The naming convention used is as follows: D = total number of attributes (including class attributes), N = number of records and C = number of classes. The results were obtained using a 50:50 training/test set split.

Data setInformation GainRandom
Accuracy (%)Run time (s)Accuracy (%)Run time (s)
mushroom.D90.N8124.C2.num 96.280.71 99.430.09
nursery.D32.N12960.C5.num 22.891.35 22.531.11
pageBlocks.D46.N5473.C5.num 92.540.14 92.510.07
penDigits.D89.N10992.C10.num 71.431.19 75.930.42
pimaIndians.D42.N768.C2.num 72.140.04 71.610.03
soybean-large.D118.N683.C19.num 47.210.09 46.630.02
ticTacToe.D29.N958.C2.num 58.870.04 75.990.03
waveform.D101.N5000.C3.num 73.040.72 96.800.21
wine.D68.N178.C3.num 57.300.04 66.290.03
zoo.D42.N101.C7.num 90.000.04 88.000.01



6. CONCLUSIONS


The decision tree algorithms described here have been use successfully used by the LUCS-KDD research group to contrast and compare a variety of classification algorithms and techniques. The software is available for free, however the author would appreciate appropriate acknowledgement. The following reference format for referring to the decision tree implementation available from this www site is suggested:

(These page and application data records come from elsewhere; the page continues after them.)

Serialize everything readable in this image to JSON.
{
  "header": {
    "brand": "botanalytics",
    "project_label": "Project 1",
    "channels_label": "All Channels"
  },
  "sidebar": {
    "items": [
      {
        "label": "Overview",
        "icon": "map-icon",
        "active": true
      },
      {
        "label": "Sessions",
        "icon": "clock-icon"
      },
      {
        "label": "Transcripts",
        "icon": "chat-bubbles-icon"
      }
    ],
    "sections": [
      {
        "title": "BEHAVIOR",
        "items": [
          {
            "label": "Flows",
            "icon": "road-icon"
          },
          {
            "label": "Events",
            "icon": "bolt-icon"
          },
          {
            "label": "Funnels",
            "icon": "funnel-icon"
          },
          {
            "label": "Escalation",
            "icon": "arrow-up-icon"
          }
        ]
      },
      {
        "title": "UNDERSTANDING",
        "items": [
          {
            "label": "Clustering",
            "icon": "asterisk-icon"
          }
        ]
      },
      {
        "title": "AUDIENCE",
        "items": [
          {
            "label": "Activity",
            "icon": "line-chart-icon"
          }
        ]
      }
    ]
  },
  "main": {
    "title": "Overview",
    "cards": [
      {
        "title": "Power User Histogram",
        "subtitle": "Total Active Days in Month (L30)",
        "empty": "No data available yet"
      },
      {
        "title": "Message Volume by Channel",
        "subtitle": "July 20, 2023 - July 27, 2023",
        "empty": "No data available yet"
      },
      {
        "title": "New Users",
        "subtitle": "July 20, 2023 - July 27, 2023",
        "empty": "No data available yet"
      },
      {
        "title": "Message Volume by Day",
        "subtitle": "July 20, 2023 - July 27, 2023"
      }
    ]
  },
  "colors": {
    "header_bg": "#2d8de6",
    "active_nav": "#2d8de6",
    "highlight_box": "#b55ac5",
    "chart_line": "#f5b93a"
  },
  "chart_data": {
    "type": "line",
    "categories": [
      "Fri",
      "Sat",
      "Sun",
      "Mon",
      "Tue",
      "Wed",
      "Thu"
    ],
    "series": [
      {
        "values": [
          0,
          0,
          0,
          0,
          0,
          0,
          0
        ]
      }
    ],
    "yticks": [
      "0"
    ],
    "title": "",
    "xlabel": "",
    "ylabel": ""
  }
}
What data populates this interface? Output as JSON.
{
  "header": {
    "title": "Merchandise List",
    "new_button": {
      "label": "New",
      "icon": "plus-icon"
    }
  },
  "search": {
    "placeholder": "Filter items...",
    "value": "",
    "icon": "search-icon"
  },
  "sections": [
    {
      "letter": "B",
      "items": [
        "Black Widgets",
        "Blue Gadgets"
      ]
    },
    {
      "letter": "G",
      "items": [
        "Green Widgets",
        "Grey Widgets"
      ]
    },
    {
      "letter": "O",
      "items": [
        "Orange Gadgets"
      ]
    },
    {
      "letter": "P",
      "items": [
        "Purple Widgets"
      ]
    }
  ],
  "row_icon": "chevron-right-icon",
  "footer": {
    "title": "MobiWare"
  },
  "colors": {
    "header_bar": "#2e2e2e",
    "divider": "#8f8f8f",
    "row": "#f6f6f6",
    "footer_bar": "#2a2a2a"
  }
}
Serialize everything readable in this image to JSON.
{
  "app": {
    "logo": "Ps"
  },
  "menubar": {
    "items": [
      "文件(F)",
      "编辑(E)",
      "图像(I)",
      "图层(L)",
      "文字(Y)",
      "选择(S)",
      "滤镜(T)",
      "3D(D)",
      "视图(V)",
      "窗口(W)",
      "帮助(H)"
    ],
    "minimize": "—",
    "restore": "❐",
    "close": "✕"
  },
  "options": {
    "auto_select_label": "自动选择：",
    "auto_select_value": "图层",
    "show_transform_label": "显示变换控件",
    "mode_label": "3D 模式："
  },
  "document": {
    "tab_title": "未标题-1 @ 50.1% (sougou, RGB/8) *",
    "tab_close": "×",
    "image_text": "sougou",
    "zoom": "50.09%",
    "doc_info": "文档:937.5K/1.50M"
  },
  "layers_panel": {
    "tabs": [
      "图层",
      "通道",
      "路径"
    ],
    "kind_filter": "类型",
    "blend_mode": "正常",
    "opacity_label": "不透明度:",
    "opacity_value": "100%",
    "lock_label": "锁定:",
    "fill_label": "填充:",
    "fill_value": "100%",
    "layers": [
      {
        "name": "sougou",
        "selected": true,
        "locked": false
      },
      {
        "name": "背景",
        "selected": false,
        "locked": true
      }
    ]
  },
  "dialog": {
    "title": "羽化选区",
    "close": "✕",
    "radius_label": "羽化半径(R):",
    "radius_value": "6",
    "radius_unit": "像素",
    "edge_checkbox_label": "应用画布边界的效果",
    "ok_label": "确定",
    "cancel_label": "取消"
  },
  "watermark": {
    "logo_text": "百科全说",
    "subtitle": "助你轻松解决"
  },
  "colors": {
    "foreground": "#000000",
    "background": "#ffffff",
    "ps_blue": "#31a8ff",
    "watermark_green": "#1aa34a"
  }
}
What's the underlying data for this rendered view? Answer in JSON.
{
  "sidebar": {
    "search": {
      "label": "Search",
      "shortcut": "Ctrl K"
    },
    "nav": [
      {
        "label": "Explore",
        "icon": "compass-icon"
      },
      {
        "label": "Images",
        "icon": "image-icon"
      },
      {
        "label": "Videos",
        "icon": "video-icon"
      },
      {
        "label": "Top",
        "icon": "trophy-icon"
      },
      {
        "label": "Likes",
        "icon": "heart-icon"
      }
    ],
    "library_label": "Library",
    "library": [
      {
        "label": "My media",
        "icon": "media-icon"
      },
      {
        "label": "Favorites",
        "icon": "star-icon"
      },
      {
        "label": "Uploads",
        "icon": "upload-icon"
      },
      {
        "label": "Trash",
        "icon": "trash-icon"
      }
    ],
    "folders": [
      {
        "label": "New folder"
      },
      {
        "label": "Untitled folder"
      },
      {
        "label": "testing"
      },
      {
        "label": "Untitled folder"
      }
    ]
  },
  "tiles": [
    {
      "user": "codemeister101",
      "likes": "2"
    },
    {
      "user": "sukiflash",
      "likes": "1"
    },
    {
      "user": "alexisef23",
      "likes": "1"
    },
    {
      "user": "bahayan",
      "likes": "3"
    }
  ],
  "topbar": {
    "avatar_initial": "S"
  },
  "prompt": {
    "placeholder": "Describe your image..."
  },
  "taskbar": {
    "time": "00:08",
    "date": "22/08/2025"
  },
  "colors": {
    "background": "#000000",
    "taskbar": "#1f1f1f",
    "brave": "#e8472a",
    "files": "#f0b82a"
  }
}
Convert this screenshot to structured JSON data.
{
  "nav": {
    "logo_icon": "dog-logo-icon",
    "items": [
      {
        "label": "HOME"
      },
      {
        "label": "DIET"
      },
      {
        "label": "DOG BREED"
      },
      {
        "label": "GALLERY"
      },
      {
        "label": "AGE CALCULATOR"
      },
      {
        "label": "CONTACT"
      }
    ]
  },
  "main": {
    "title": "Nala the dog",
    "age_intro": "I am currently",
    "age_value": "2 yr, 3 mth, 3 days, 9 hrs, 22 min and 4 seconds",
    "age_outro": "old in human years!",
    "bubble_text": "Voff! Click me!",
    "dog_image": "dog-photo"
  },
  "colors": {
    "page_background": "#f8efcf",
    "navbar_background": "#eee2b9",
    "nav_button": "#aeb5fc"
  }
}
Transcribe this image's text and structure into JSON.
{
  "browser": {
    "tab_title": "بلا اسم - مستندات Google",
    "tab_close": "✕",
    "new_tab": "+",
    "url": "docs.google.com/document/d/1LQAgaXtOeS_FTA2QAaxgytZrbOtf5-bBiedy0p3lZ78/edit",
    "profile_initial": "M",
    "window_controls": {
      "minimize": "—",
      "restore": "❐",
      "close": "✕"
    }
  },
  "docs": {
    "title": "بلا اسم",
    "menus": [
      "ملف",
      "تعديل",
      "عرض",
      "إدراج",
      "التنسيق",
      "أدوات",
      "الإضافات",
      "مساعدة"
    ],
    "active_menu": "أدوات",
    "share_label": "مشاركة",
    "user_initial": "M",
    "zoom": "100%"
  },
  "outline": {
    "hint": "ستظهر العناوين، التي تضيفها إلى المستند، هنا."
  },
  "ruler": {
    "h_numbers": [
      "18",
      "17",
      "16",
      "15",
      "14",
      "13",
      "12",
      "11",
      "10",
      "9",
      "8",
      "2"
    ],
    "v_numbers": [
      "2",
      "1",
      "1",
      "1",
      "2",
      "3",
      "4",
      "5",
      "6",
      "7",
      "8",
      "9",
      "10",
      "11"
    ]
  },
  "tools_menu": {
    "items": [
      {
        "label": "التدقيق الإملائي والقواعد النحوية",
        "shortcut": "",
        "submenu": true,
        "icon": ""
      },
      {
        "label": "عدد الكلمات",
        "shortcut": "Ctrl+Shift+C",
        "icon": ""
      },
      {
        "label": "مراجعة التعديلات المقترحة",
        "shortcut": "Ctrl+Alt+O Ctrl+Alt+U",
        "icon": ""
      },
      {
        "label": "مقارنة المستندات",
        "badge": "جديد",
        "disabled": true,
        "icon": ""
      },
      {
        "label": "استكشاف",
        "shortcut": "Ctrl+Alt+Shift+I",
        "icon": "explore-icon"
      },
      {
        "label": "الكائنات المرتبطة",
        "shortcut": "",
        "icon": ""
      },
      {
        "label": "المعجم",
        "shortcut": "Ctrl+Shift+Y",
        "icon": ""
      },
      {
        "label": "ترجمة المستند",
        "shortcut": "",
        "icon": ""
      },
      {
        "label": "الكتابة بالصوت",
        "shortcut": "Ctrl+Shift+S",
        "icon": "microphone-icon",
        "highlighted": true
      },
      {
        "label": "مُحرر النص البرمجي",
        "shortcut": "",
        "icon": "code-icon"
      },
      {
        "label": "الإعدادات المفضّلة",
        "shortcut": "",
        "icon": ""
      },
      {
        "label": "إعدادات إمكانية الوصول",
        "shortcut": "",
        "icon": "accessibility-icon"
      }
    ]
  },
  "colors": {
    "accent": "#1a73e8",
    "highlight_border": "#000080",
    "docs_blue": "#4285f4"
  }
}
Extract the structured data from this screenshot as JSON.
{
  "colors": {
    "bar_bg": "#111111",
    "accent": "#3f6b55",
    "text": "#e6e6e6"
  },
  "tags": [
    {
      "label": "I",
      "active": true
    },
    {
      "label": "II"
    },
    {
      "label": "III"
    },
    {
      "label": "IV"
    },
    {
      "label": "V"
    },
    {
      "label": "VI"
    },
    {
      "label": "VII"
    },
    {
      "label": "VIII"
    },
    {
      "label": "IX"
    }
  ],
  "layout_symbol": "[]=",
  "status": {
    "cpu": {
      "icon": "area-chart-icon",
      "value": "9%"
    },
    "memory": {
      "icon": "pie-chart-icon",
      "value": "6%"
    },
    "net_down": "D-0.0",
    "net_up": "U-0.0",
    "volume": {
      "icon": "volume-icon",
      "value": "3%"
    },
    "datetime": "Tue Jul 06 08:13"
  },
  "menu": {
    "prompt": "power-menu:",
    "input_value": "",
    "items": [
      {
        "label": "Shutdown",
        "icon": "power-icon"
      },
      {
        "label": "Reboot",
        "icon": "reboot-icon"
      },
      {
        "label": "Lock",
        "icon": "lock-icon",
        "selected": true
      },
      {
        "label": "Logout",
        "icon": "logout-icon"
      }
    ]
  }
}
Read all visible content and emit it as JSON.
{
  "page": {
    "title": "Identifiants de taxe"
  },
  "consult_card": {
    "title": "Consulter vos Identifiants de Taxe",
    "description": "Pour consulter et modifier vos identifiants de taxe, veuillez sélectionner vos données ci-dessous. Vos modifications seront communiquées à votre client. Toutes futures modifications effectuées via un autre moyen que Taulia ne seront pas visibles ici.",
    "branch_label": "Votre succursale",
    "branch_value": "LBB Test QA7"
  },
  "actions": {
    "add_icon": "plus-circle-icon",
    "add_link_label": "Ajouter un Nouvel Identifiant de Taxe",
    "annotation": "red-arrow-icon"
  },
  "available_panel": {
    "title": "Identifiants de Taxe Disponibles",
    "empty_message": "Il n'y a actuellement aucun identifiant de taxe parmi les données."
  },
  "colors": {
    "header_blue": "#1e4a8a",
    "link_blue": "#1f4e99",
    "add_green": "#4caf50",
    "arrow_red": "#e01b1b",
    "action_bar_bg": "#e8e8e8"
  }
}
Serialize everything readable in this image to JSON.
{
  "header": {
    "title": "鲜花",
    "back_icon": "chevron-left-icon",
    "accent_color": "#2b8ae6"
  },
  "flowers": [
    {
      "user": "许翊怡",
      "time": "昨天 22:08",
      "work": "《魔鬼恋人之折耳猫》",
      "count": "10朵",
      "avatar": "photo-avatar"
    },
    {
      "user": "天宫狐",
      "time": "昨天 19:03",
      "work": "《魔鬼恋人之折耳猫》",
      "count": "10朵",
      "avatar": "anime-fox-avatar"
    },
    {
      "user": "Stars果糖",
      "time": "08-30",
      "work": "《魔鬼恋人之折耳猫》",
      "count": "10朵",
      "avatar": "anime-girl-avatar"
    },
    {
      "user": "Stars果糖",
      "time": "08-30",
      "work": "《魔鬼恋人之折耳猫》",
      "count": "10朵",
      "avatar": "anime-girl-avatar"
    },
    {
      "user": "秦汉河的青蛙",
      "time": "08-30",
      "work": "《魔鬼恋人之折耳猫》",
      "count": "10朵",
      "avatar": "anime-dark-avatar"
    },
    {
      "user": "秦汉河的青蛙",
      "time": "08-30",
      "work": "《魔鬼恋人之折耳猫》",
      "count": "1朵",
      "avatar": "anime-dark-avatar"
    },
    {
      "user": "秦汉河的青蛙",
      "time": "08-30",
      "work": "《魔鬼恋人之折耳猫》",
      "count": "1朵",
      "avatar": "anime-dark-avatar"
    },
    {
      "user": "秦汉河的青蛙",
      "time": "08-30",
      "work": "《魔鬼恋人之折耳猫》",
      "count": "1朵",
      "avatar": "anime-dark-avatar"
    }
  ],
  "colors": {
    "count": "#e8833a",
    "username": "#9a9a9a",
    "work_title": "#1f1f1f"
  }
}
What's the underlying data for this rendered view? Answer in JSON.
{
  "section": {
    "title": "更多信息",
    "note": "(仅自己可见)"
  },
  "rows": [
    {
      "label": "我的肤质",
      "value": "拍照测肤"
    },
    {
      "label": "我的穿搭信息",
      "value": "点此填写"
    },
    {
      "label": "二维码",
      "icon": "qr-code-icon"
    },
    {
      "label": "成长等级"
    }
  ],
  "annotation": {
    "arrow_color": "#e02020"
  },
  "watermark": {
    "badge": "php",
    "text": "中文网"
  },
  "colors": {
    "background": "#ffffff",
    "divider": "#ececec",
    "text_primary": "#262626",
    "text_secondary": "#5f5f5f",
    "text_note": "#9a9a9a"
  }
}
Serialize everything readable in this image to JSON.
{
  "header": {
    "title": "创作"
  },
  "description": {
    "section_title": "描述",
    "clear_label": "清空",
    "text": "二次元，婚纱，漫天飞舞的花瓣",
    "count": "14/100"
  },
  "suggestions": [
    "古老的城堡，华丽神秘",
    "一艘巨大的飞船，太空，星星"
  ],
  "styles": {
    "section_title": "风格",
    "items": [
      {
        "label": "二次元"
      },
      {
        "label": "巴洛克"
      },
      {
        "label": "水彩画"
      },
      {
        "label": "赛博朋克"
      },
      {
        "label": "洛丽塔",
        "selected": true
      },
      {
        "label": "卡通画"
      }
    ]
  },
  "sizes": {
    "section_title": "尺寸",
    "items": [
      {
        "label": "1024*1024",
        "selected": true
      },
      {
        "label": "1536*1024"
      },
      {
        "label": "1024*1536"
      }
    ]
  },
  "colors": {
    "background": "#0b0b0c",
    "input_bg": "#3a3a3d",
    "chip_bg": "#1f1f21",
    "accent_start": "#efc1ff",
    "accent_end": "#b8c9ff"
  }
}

  1. Coenen, F. (2007), The LUCS-KDD Decision Tree Classifier Software, http://www.csc.liv.ac.uk/~frans/KDD/Software/DecisionTrees/decisionTree.html, Department of Computer Science, The University of Liverpool, UK.

Should you discover any "bugs" or other problems within the software (or this documentation), do not hesitate to contact the author.




REFERENCES


  1. Blake, C.L. & Merz, C.J. (1998). UCI Repository of machine learning databases http://www.ics.uci.edu/~mlearn/MLRepository.html, Irvine, CA: University of California, Department of Information and Computer Science.
  2. Coenen, F. (2003). LUCS-KDD DN Software, http://www.csc.liv.ac.uk/~frans/KDD/Software/LUCS_KDD_DN/, Department of Computer Science, The University of Liverpool, UK.

  3. Mitchell, T.M. (1997). Machine Learning. McGraw-Hill.
  4. Quinlan, J. R. (1998). C4.5: Programs for Machine Learning.. Morgan Kaufmann Publishers.



Created and maintained by Frans Coenen. Last updated 9 January 2012